- Clear partnership goals and objectives that are broadly communicated and firmly supported by the partners, staff and community.
- A sustainable organizational structure (corporate entity, affiliation agreement, etc.) to implement the mission and goals.
- Well-qualified, dedicated leaders who manage the partnership and its programs.
- Ongoing evaluation of performance and use of results to drive improvements.
Hospitals and health systems are clearly positioned to provide leadership in measuring, assessing and improving community health. The following issues and questions can help executives, governance and clinical leadership teams determine how their organizations can work best with other local partners to advance community health.
What impact would a commitment to improving community health have on our organization’s mission? Hospital mission statements typically focus on improving the quality and cost of care the organization delivers. What would hospitals and systems need to do differently if their mission statements also included a commitment to improve community health? What would the implications of this commitment be for capital allocation, service delivery options, staffing and other resources? How might an organization’s work change if its stated purpose was similar to that of Portland-based MaineHealth: “MaineHealth is a not-for-profit family of leading high-quality providers and other healthcare organizations working together so their communities are the healthiest in America.”
Because no single sector can accomplish this work alone, what other organizations should we partner with to improve community health and why? Successful community health partnerships often involve hospitals and health systems, public health departments and other community health providers. Many also include schools, law enforcement agencies, food banks and other organizations that can positively affect social determinants of health, such as level of education, crime and poverty — root causes of poor health outcomes that health care organizations alone are not equipped to address.
Hospitals and health systems often serve as anchors for these partnerships, contributing funding and in-kind assistance. Genesis Health System and UnityPoint Health–Trinity do so as part of the Quad City Health Initiative, which serves a five-city metropolitan area in Iowa and Illinois. In some communities, corporations such as Intel Corp. in Portland, Ore., and Campbell Soup Co. in Camden, N.J., also play a major role in supporting community health improvement.

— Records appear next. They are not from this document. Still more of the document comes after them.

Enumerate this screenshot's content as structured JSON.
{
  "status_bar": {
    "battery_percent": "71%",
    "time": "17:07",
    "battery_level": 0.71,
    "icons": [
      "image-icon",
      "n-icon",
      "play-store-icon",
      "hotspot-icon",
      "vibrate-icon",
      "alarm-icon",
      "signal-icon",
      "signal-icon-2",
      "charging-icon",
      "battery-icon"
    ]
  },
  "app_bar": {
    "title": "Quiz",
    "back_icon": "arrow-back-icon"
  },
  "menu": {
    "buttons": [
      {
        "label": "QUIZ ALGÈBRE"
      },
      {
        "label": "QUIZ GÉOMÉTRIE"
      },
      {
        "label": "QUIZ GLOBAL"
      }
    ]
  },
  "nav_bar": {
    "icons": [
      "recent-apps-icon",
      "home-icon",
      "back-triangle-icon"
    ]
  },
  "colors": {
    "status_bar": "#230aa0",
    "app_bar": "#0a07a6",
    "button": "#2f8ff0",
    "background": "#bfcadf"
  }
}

What implications would committing to community health improvement have for our governing board’s structure and function? Some hospitals have established board community health improvement committees to coordinate oversight of such activities as community benefit and use of results from community health needs assessments. Other hospitals are spending more time on strategy development and planning that focuses beyond internal quality improvement and growth to include community health. Metrics to assess progress also are becoming part of some hospital and health system performance scorecards.

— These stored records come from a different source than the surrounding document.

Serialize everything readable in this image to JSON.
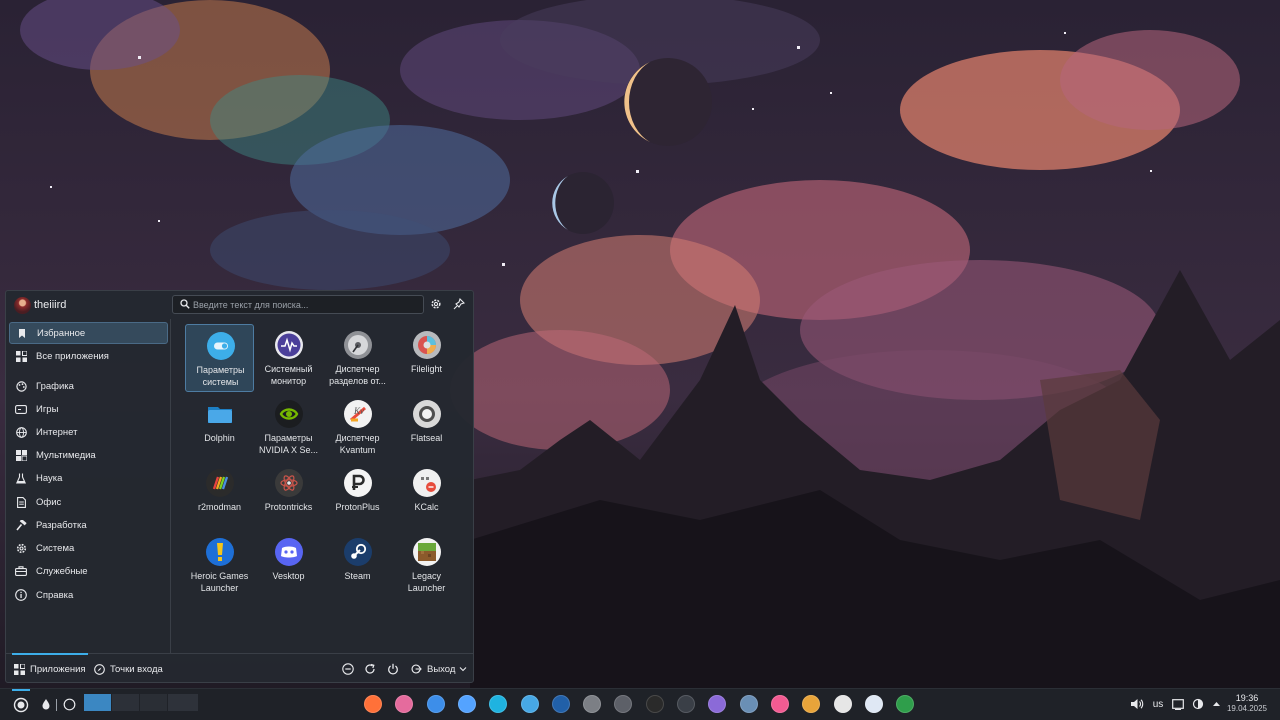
{
  "launcher": {
    "user": {
      "name": "theiiird"
    },
    "search": {
      "placeholder": "Введите текст для поиска..."
    },
    "categories": [
      {
        "label": "Избранное",
        "icon": "bookmark-icon",
        "active": true
      },
      {
        "label": "Все приложения",
        "icon": "grid-icon"
      },
      {
        "label": "Графика",
        "icon": "palette-icon"
      },
      {
        "label": "Игры",
        "icon": "gamepad-icon"
      },
      {
        "label": "Интернет",
        "icon": "globe-icon"
      },
      {
        "label": "Мультимедиа",
        "icon": "multimedia-icon"
      },
      {
        "label": "Наука",
        "icon": "flask-icon"
      },
      {
        "label": "Офис",
        "icon": "document-icon"
      },
      {
        "label": "Разработка",
        "icon": "hammer-icon"
      },
      {
        "label": "Система",
        "icon": "gear-icon"
      },
      {
        "label": "Служебные",
        "icon": "toolbox-icon"
      },
      {
        "label": "Справка",
        "icon": "info-icon"
      }
    ],
    "apps": [
      {
        "label": "Параметры системы",
        "icon": "system-settings-icon",
        "color": "#3daee9",
        "active": true
      },
      {
        "label": "Системный монитор",
        "icon": "system-monitor-icon",
        "color": "#5a4fa8"
      },
      {
        "label": "Диспетчер разделов от...",
        "icon": "partition-manager-icon",
        "color": "#9a9a9a"
      },
      {
        "label": "Filelight",
        "icon": "filelight-icon",
        "color": "#b0b0b0"
      },
      {
        "label": "Dolphin",
        "icon": "dolphin-icon",
        "color": "#4aa8e8"
      },
      {
        "label": "Параметры NVIDIA X Se...",
        "icon": "nvidia-icon",
        "color": "#76b900"
      },
      {
        "label": "Диспетчер Kvantum",
        "icon": "kvantum-icon",
        "color": "#f2f2f2"
      },
      {
        "label": "Flatseal",
        "icon": "flatseal-icon",
        "color": "#d8d8d8"
      },
      {
        "label": "r2modman",
        "icon": "r2modman-icon",
        "color": "#2b2b2b"
      },
      {
        "label": "Protontricks",
        "icon": "protontricks-icon",
        "color": "#3a3a3a"
      },
      {
        "label": "ProtonPlus",
        "icon": "protonplus-icon",
        "color": "#f4f4f4"
      },
      {
        "label": "KCalc",
        "icon": "kcalc-icon",
        "color": "#f0f0f0"
      },
      {
        "label": "Heroic Games Launcher",
        "icon": "heroic-icon",
        "color": "#1e6fd6"
      },
      {
        "label": "Vesktop",
        "icon": "vesktop-icon",
        "color": "#5865f2"
      },
      {
        "label": "Steam",
        "icon": "steam-icon",
        "color": "#1b3d6b"
      },
      {
        "label": "Legacy Launcher",
        "icon": "legacy-launcher-icon",
        "color": "#6aa83a"
      }
    ],
    "footer": {
      "apps_tab": "Приложения",
      "places_tab": "Точки входа",
      "exit_label": "Выход"
    }
  },
  "taskbar": {
    "pinned_apps": [
      {
        "name": "firefox-icon",
        "color": "#ff7139"
      },
      {
        "name": "kolourpaint-icon",
        "color": "#e56b9d"
      },
      {
        "name": "kate-icon",
        "color": "#3d8ee9"
      },
      {
        "name": "discover-icon",
        "color": "#54a3ff"
      },
      {
        "name": "kde-connect-icon",
        "color": "#1fb3e0"
      },
      {
        "name": "dolphin-icon",
        "color": "#47a8e5"
      },
      {
        "name": "powershell-icon",
        "color": "#2160a8"
      },
      {
        "name": "konsole-icon",
        "color": "#7c7f85"
      },
      {
        "name": "network-tool-icon",
        "color": "#5d6068"
      },
      {
        "name": "krita-icon",
        "color": "#2a2a2a"
      },
      {
        "name": "kdeconnect-sms-icon",
        "color": "#3a3f47"
      },
      {
        "name": "crystal-icon",
        "color": "#8b6ad8"
      },
      {
        "name": "virtual-machine-icon",
        "color": "#6a8fb5"
      },
      {
        "name": "feather-icon",
        "color": "#f25b92"
      },
      {
        "name": "layers-icon",
        "color": "#e8a43a"
      },
      {
        "name": "network-manager-icon",
        "color": "#e6e6e6"
      },
      {
        "name": "flatseal-shield-icon",
        "color": "#dfe8f4"
      },
      {
        "name": "spreadsheet-icon",
        "color": "#2f9e4b"
      }
    ],
    "keyboard_layout": "us",
    "clock": {
      "time": "19:36",
      "date": "19.04.2025"
    }
  }
}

How can our health care organization’s board demonstrate to stakeholders its accountability for improving community health? Boards can play a key role in encouraging their organizations’ participation in multisector partnerships; ensuring the hospital collaborates with other community partners in conducting a community health needs assessment and using results to set priorities to improve community health; helping convene and engage stakeholders; and encouraging development of impact statements and performance metrics to show the results of partnership work.
As health policy expert Alan Weil recently stated: “What does it take to harness community resources to overcome poor health outcomes? In a word: collaboration.” Hospital and health system board members and leaders who tap into the power of collaboration with other community partners can play a key role in improving community health — the next frontier for health care governance and leadership.
Lawrence Prybil, Ph.D. (email@example.com), is Norton Professor in Healthcare Leadership, College of Public Health, at the University of Kentucky. Mary K. Totten (firstname.lastname@example.org) is senior consultant for content development at AHA’s Center for Healthcare Governance.